IV. Neo-Keynesianism

A modification of Keynesian economics, Neo-Keynesianism is, in short, Monetarism's etenal rival. Neo-Keynesians believe that there are far too many institutioanl arrangements such as organized unions and collective-bargaining agreements that it is impossible for wages and prices to automatically adjust in the long-run. They maintain that economic growth without inflation can be achieved only when the government uses its own spending powers to influence demand. 

V. Kondratieff Long Wave Cycle

Perhaps the most obscure of the five theories described, this theory was derived by Nikolai Kondratieff, who served as the head of the Society Economic Research Center in the 1920's. The theory maintains that modern capitalism has moved in long waves, or cycles, ranging from approximately forty to sixty years, and averaging around fifty. These cycles consist of alternating two to three decades of prosperity and high growth followed by two to three decades of stagnation and slow growth. The Russians were not too happy with Kondratieff because his theory suggested that capitalism is not doomed to fail, but will forever continue to bounce back. It's no surprise that Kondratieff, after being shipped off to Siberia sometime in the 1930's, was never heard from again. While surprisingly accurate, this theory is not presently accepted in mainstream economic thought. 

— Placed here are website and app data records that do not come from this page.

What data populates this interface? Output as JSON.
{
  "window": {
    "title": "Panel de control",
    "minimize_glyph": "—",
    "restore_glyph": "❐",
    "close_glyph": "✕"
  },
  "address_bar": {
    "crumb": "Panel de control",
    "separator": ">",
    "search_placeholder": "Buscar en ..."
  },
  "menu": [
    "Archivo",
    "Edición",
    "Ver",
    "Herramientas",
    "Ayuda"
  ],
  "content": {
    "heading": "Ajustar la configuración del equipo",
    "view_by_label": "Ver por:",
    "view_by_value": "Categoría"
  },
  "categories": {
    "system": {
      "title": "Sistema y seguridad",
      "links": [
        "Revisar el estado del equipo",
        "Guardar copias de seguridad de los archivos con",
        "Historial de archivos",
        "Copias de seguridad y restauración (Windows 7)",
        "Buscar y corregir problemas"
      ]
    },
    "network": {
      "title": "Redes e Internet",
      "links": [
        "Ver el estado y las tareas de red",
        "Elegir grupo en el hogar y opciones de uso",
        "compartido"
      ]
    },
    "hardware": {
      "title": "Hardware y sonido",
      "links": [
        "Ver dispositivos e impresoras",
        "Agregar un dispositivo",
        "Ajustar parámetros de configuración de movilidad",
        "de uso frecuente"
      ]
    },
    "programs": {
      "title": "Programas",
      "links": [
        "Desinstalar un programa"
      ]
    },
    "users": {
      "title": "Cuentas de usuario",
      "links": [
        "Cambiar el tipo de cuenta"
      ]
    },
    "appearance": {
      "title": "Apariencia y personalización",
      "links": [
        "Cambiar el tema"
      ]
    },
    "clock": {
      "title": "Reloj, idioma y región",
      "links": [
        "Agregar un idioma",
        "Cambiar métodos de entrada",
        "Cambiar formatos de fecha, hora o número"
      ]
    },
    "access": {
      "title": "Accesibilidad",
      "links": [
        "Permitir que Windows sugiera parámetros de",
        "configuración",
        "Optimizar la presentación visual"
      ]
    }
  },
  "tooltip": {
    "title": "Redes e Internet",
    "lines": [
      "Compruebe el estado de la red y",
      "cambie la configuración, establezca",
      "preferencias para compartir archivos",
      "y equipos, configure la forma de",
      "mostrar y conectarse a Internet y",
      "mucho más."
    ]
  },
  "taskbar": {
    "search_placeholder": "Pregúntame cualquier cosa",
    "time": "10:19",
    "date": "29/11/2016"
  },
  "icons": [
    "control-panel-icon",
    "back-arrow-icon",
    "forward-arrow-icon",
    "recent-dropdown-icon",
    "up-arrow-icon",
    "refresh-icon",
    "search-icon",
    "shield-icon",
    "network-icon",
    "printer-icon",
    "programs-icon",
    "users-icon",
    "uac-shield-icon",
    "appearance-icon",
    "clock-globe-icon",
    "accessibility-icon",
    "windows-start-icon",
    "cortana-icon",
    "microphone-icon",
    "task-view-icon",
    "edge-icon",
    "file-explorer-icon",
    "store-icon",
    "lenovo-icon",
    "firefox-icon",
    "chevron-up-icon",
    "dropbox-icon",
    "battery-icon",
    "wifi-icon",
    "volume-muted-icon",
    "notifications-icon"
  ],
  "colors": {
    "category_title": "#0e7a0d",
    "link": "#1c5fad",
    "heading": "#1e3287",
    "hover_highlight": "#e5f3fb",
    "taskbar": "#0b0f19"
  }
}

While I highly recommend further reading on these economic concepts for a fuller understanding, the information in this article should suffice for basic conversations over drinks. If your guests or companion seems to know more than you, you can always resort to your lifeline: hastily sketch something on your cocktail napkin and make up your own theory. They'll never know.